*What is needed:* Copy each line below that contains "active".

---------- Data extracts ----------

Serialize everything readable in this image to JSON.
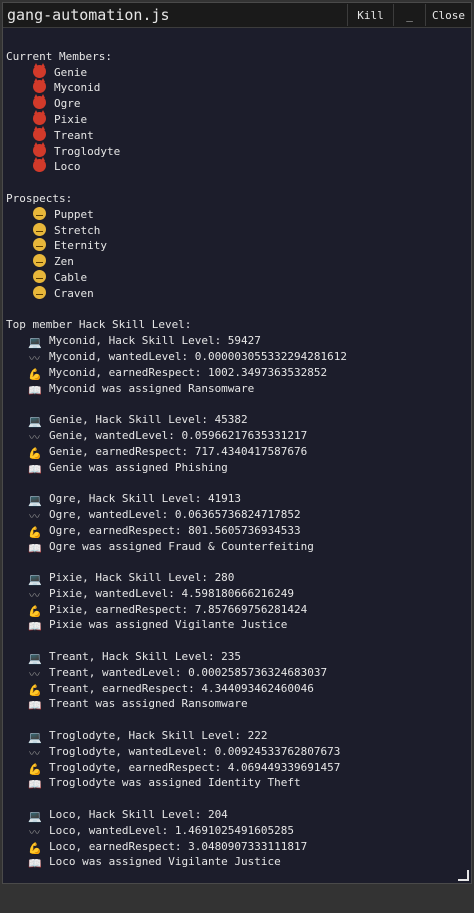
{
  "window": {
    "title": "gang-automation.js",
    "kill_label": "Kill",
    "minimize_label": "_",
    "close_label": "Close"
  },
  "members_header": "Current Members:",
  "members": [
    "Genie",
    "Myconid",
    "Ogre",
    "Pixie",
    "Treant",
    "Troglodyte",
    "Loco"
  ],
  "prospects_header": "Prospects:",
  "prospects": [
    "Puppet",
    "Stretch",
    "Eternity",
    "Zen",
    "Cable",
    "Craven"
  ],
  "top_header": "Top member Hack Skill Level:",
  "reports": [
    {
      "hack": "Myconid, Hack Skill Level: 59427",
      "wanted": "Myconid, wantedLevel: 0.00000305533229428161​2",
      "respect": "Myconid, earnedRespect: 1002.3497363532852",
      "assigned": "Myconid was assigned Ransomware"
    },
    {
      "hack": "Genie, Hack Skill Level: 45382",
      "wanted": "Genie, wantedLevel: 0.05966217635331217",
      "respect": "Genie, earnedRespect: 717.4340417587676",
      "assigned": "Genie was assigned Phishing"
    },
    {
      "hack": "Ogre, Hack Skill Level: 41913",
      "wanted": "Ogre, wantedLevel: 0.0636573682471785​2",
      "respect": "Ogre, earnedRespect: 801.5605736934533",
      "assigned": "Ogre was assigned Fraud & Counterfeiting"
    },
    {
      "hack": "Pixie, Hack Skill Level: 280",
      "wanted": "Pixie, wantedLevel: 4.598180666216249",
      "respect": "Pixie, earnedRespect: 7.857669756281424",
      "assigned": "Pixie was assigned Vigilante Justice"
    },
    {
      "hack": "Treant, Hack Skill Level: 235",
      "wanted": "Treant, wantedLevel: 0.0002585736324683037",
      "respect": "Treant, earnedRespect: 4.344093462460046",
      "assigned": "Treant was assigned Ransomware"
    },
    {
      "hack": "Troglodyte, Hack Skill Level: 222",
      "wanted": "Troglodyte, wantedLevel: 0.0092453376280767​3",
      "respect": "Troglodyte, earnedRespect: 4.06944933969145​7",
      "assigned": "Troglodyte was assigned Identity Theft"
    },
    {
      "hack": "Loco, Hack Skill Level: 204",
      "wanted": "Loco, wantedLevel: 1.4691025491605285",
      "respect": "Loco, earnedRespect: 3.0480907333111817",
      "assigned": "Loco was assigned Vigilante Justice"
    }
  ],
  "icons": {
    "member": "devil-face-icon",
    "prospect": "neutral-face-icon",
    "hack": "laptop-icon",
    "wanted": "wavy-dash-icon",
    "respect": "flexed-biceps-icon",
    "assigned": "open-book-icon"
  },
  "colors": {
    "background": "#1c1d2b",
    "text": "#e6e6e6",
    "titlebar": "#1a1a1a"
  }
}
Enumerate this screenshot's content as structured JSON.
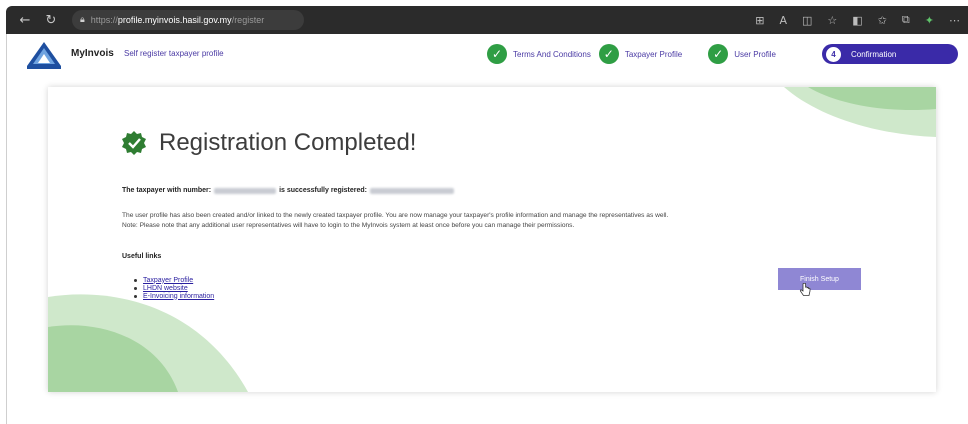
{
  "browser": {
    "url_scheme": "https://",
    "url_host": "profile.myinvois.hasil.gov.my",
    "url_path": "/register",
    "icons": [
      "back-icon",
      "refresh-icon",
      "lock-icon",
      "apps-icon",
      "read-aloud-icon",
      "split-screen-icon",
      "favorites-icon",
      "sidebar-icon",
      "favorites-bar-icon",
      "collections-icon",
      "extensions-icon",
      "more-icon"
    ]
  },
  "header": {
    "brand": "MyInvois",
    "subtitle": "Self register taxpayer profile",
    "steps": [
      {
        "label": "Terms And Conditions",
        "status": "done"
      },
      {
        "label": "Taxpayer Profile",
        "status": "done"
      },
      {
        "label": "User Profile",
        "status": "done"
      },
      {
        "number": "4",
        "label": "Confirmation",
        "status": "active"
      }
    ]
  },
  "main": {
    "title": "Registration Completed!",
    "info_prefix": "The taxpayer with number:",
    "info_middle": "is successfully registered:",
    "paragraph_1": "The user profile has also been created and/or linked to the newly created taxpayer profile. You are now manage your taxpayer's profile information and manage the representatives as well.",
    "paragraph_2": "Note: Please note that any additional user representatives will have to login to the MyInvois system at least once before you can manage their permissions.",
    "useful_links_title": "Useful links",
    "links": [
      "Taxpayer Profile",
      "LHDN website",
      "E-Invoicing information"
    ],
    "finish_button": "Finish Setup"
  },
  "colors": {
    "primary": "#3a2aa8",
    "success": "#2f9e44",
    "button": "#8f87d4",
    "deco_green": "#a8d5a2"
  }
}
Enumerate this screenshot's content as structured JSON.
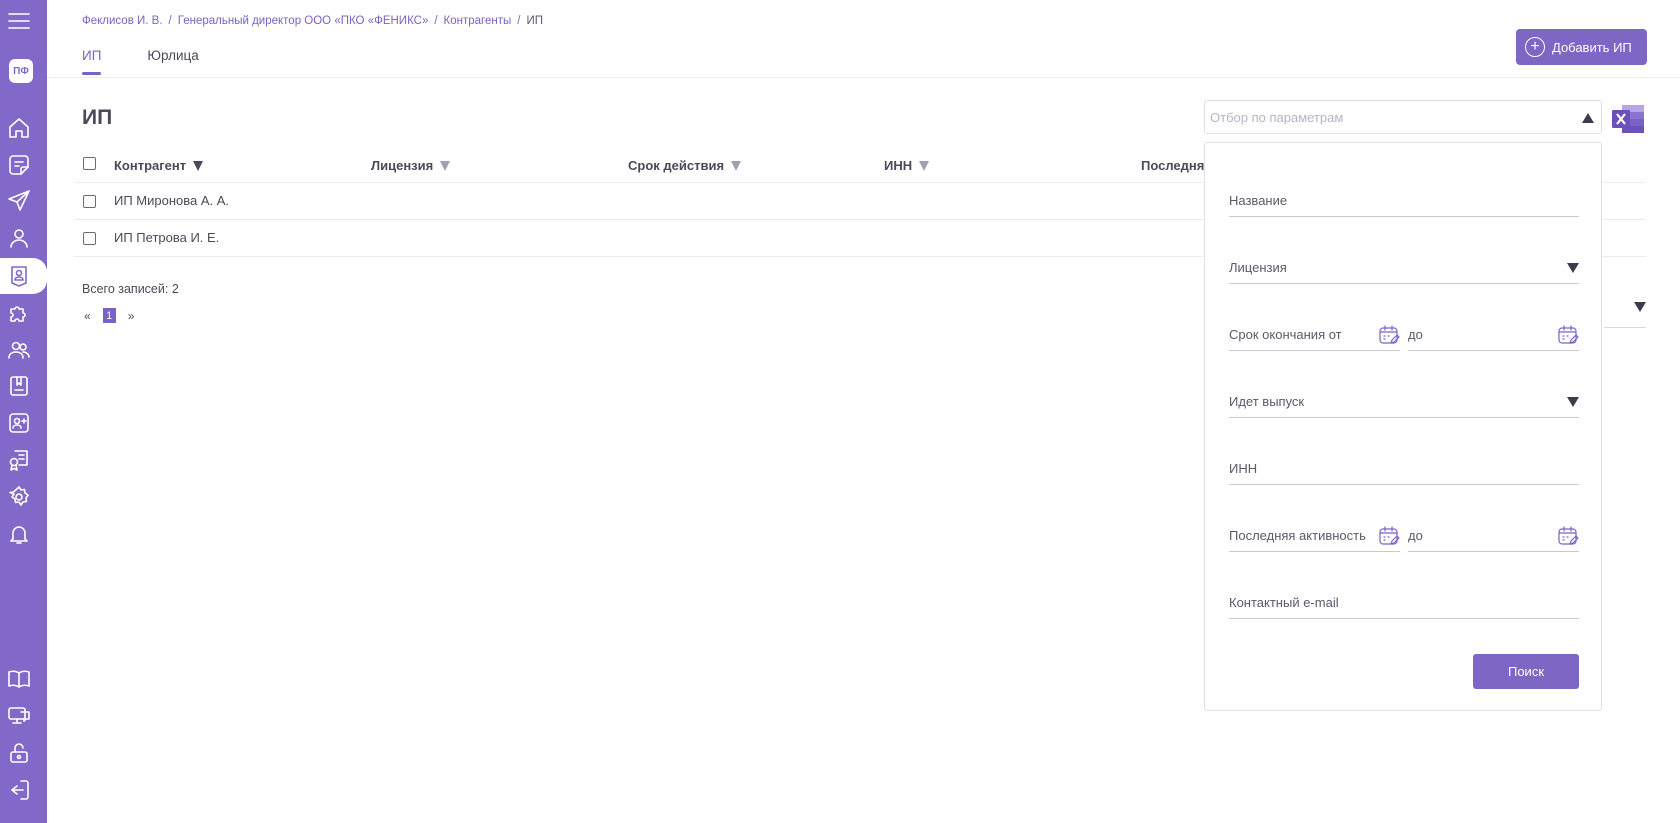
{
  "sidebar": {
    "logo_text": "ПФ",
    "items": [
      {
        "name": "menu-icon"
      },
      {
        "name": "home-icon"
      },
      {
        "name": "document-icon"
      },
      {
        "name": "send-icon"
      },
      {
        "name": "user-icon"
      },
      {
        "name": "contractor-badge-icon"
      },
      {
        "name": "puzzle-icon"
      },
      {
        "name": "users-group-icon"
      },
      {
        "name": "book-bookmark-icon"
      },
      {
        "name": "user-add-icon"
      },
      {
        "name": "certificate-icon"
      },
      {
        "name": "settings-icon"
      },
      {
        "name": "bell-icon"
      },
      {
        "name": "manual-book-icon"
      },
      {
        "name": "monitor-chat-icon"
      },
      {
        "name": "unlock-icon"
      },
      {
        "name": "logout-icon"
      }
    ]
  },
  "breadcrumb": {
    "items": [
      "Феклисов И. В.",
      "Генеральный директор ООО «ПКО «ФЕНИКС»",
      "Контрагенты"
    ],
    "current": "ИП",
    "separator": "/"
  },
  "tabs": [
    {
      "label": "ИП",
      "active": true
    },
    {
      "label": "Юрлица",
      "active": false
    }
  ],
  "toolbar": {
    "add_label": "Добавить ИП",
    "filter_placeholder": "Отбор по параметрам"
  },
  "page_title": "ИП",
  "table": {
    "columns": [
      "Контрагент",
      "Лицензия",
      "Срок действия",
      "ИНН",
      "Последня"
    ],
    "rows": [
      {
        "name": "ИП Миронова А. А."
      },
      {
        "name": "ИП Петрова И. Е."
      }
    ],
    "total_label": "Всего записей: 2",
    "pager": {
      "prev": "«",
      "page": "1",
      "next": "»"
    }
  },
  "filter_panel": {
    "name_label": "Название",
    "license_label": "Лицензия",
    "expiry_from_label": "Срок окончания от",
    "expiry_to_label": "до",
    "release_label": "Идет выпуск",
    "inn_label": "ИНН",
    "activity_from_label": "Последняя активность",
    "activity_to_label": "до",
    "email_label": "Контактный e-mail",
    "search_label": "Поиск"
  },
  "colors": {
    "accent": "#7b62c6",
    "sidebar": "#8268c9",
    "text": "#4a4a5a"
  }
}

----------

*Answer for this exercise:*
        "status": "active"
      "active": true
      "active": false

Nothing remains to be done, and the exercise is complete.